A sports injury sends a young athlete to the emergency room every 25 seconds in the U.S., according to the report “Game Changers.” Made possible with support from Johnson & Johnson, the report takes an in-depth look at data from the U.S. Consumer Product Safety Commission’s National Electronic Injury Surveillance System (NEISS) to explore the types of injuries sidelining young athletes.

“We uncovered some surprising and disturbing data about how often our kids are being injured playing sports,” says Kate Carr, president and CEO of Safe Kids Worldwide. “But we also found some inspiring stories from people and programs that are making a marked difference and helping kids learn how to play smart, strong and safe.”

A few of the most eye-opening findings of the report were:

* The most common types of injuries were strains or sprains (33 percent), fractures (18 percent), contusions and abrasions (16 percent), and concussions (12 percent).

* The most commonly injured body parts were ankle (15 percent), head (14 percent), finger (12 percent), knee (9 percent) and face (7 percent).

* While it may not be surprising that the sport with the highest concussion rate is football, wrestling and ice hockey have the second and third highest concussion rates, respectively.

* In sports played by both boys and girls, female athletes were more likely to report concussions than boys.

Safe Kids recommends communities, coaches, parents and athletes adopt four key strategies to help reduce sports-related injuries:

* Get educated and then share your knowledge. Many parents and young athletes dealing with a sports injury say they wish they had known sooner about sports injury prevention resources. Anyone interested in staying at the top of their game can attend a Safe Kids sports clinic or go to to learn more.

* Teach children how to prevent injury, including staying hydrated, warming up with exercises and stretching, protecting injury-prone areas like pitching arms and knees, and getting plenty of rest between games and throughout the year.
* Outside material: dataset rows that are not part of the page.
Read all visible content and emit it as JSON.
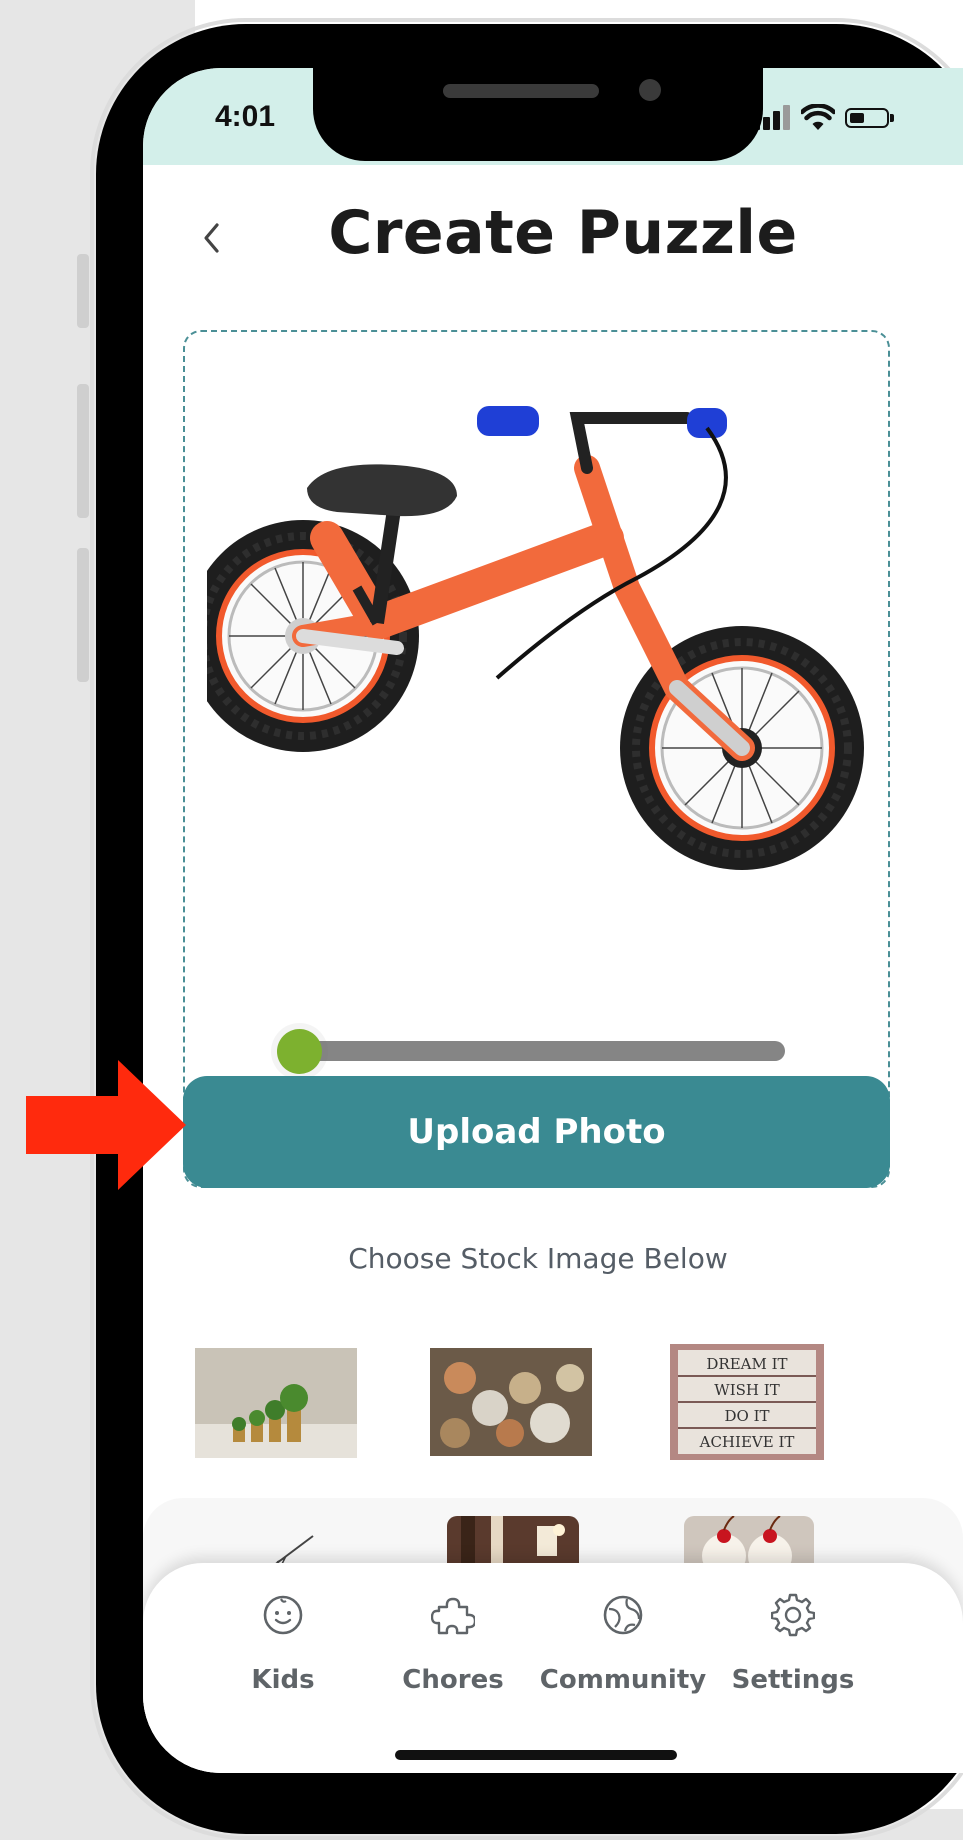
{
  "status_bar": {
    "time": "4:01"
  },
  "header": {
    "title": "Create Puzzle"
  },
  "upload": {
    "button_label": "Upload Photo",
    "zoom_level": 0.0
  },
  "stock": {
    "heading": "Choose Stock Image Below",
    "images": [
      {
        "name": "coin-stacks-plants"
      },
      {
        "name": "coins-pile"
      },
      {
        "name": "dream-it-board",
        "lines": [
          "DREAM IT",
          "WISH IT",
          "DO IT",
          "ACHIEVE IT"
        ]
      }
    ]
  },
  "bottom_nav": {
    "items": [
      {
        "label": "Kids",
        "icon": "smiley-icon"
      },
      {
        "label": "Chores",
        "icon": "puzzle-piece-icon"
      },
      {
        "label": "Community",
        "icon": "globe-icon"
      },
      {
        "label": "Settings",
        "icon": "gear-icon"
      }
    ]
  },
  "colors": {
    "status_bar": "#d3efea",
    "primary": "#3a8a92",
    "slider_thumb": "#7db12f",
    "annotation_arrow": "#ff2a0d"
  }
}
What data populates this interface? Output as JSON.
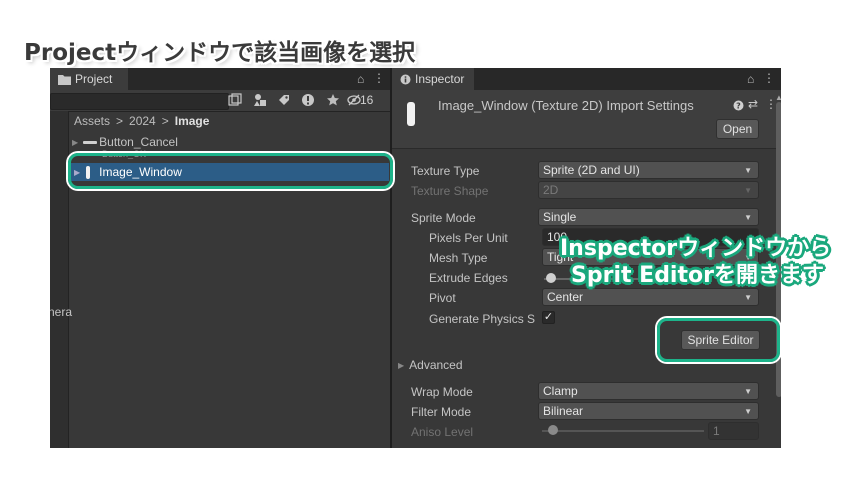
{
  "heading": "Projectウィンドウで該当画像を選択",
  "project": {
    "tab_label": "Project",
    "hidden_count": "16",
    "breadcrumb": {
      "root": "Assets",
      "sep": ">",
      "folder": "2024",
      "current": "Image"
    },
    "items": [
      {
        "label": "Button_Cancel"
      },
      {
        "label": "Button_OK"
      },
      {
        "label": "Image_Window"
      }
    ],
    "left_partial_text": "nera"
  },
  "inspector": {
    "tab_label": "Inspector",
    "asset_title": "Image_Window (Texture 2D) Import Settings",
    "open_label": "Open",
    "fields": {
      "texture_type": {
        "label": "Texture Type",
        "value": "Sprite (2D and UI)"
      },
      "texture_shape": {
        "label": "Texture Shape",
        "value": "2D"
      },
      "sprite_mode": {
        "label": "Sprite Mode",
        "value": "Single"
      },
      "pixels_per_unit": {
        "label": "Pixels Per Unit",
        "value": "100"
      },
      "mesh_type": {
        "label": "Mesh Type",
        "value": "Tight"
      },
      "extrude_edges": {
        "label": "Extrude Edges"
      },
      "pivot": {
        "label": "Pivot",
        "value": "Center"
      },
      "generate_physics": {
        "label": "Generate Physics S",
        "checked": true
      }
    },
    "sprite_editor_label": "Sprite Editor",
    "advanced_label": "Advanced",
    "wrap_mode": {
      "label": "Wrap Mode",
      "value": "Clamp"
    },
    "filter_mode": {
      "label": "Filter Mode",
      "value": "Bilinear"
    },
    "aniso_level": {
      "label": "Aniso Level",
      "value": "1"
    }
  },
  "callout": {
    "line1": "Inspectorウィンドウから",
    "line2": "Sprit Editorを開きます"
  },
  "colors": {
    "highlight": "#1db38a",
    "selection": "#2c5d87",
    "panel_bg": "#383838"
  }
}
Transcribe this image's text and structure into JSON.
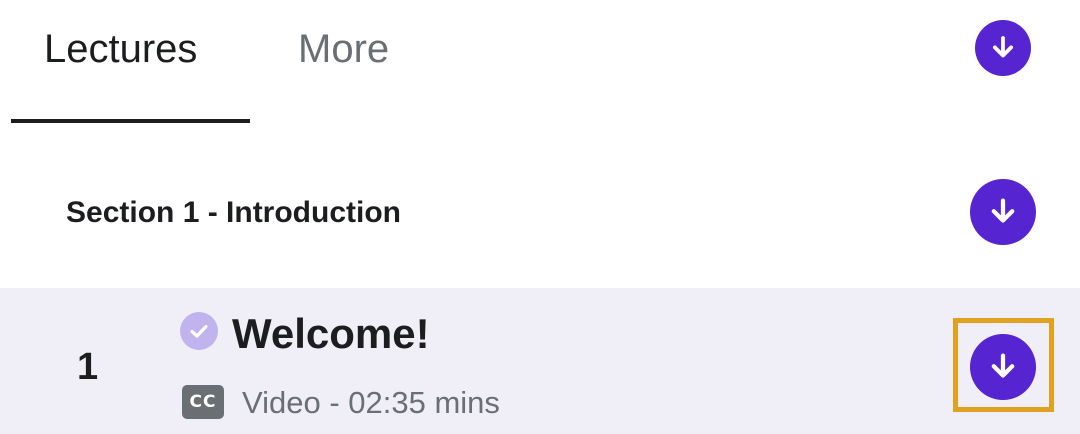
{
  "tabs": {
    "lectures_label": "Lectures",
    "more_label": "More",
    "active": "Lectures"
  },
  "section": {
    "title": "Section 1 - Introduction"
  },
  "lecture": {
    "number": "1",
    "title": "Welcome!",
    "cc_label": "CC",
    "meta": "Video - 02:35 mins",
    "completed": true
  },
  "icons": {
    "download": "download-arrow-icon",
    "check": "check-circle-icon",
    "captions": "closed-captions-icon"
  },
  "colors": {
    "accent": "#5624d0",
    "check": "#c0b3ee",
    "row_highlight": "#f0eff8",
    "focus": "#e0a020",
    "muted_text": "#6a6f73",
    "text": "#1c1d1f"
  }
}
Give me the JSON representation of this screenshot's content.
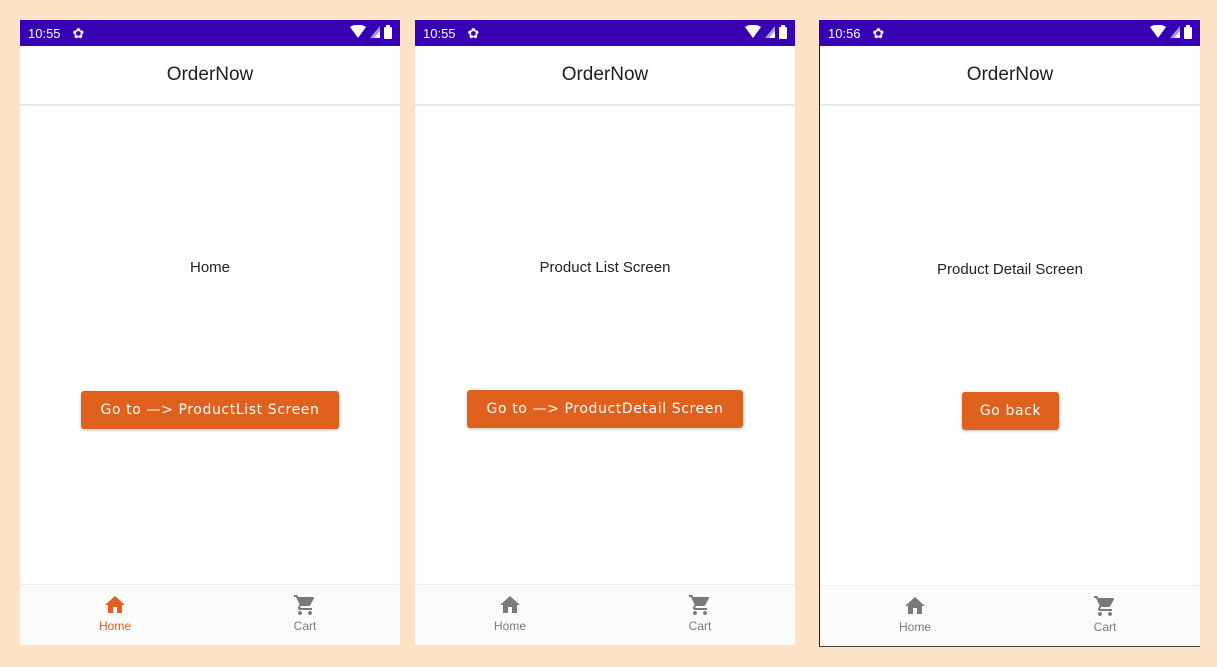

* Make sure kids know not to suffer in silence. Injured athletes may not report how they’re feeling because they’re worried they will let down their team, coach or parents if they ask to sit out a game or in practice. In reality, speaking up about an injury can help ensure the child suffers no serious, long-term effects – and can return to play sooner.

* Half of coaches who responded to a Safe Kids survey admitted they’d been pressured by a parent or athlete to keep an injured child in the game. Support coaches when they make injury-prevention decisions that protect the wellbeing of the athlete.

“Most states have laws to protect young athletes from injuries or repeat injuries,” Carr says, “but parents and coaches are the front line of protection for our kids. Working together, we can keep our kids active, healthy and safe so they can enjoy the sports they love for a lifetime.”